Among the lines below, count those that include "ApacheGenerator", and state the count alone.
========================
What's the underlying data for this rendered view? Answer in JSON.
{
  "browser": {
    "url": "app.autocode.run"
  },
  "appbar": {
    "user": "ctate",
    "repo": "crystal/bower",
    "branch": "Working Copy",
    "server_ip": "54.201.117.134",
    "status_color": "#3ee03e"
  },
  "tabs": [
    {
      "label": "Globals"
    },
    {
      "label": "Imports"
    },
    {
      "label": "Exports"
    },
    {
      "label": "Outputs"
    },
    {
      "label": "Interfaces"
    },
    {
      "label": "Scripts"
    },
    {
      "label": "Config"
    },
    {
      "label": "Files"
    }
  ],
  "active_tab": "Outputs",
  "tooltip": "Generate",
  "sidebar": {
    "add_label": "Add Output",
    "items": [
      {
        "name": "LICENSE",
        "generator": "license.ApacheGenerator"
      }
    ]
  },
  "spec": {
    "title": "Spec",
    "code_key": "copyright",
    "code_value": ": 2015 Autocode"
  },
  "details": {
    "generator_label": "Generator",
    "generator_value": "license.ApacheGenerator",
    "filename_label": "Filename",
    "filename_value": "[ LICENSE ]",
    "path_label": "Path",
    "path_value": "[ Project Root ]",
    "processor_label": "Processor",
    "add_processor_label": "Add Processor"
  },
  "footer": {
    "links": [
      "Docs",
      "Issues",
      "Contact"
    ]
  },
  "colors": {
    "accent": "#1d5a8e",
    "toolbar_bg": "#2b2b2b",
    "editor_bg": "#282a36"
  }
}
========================
▸ SOLUTION FOR THIS TASK
2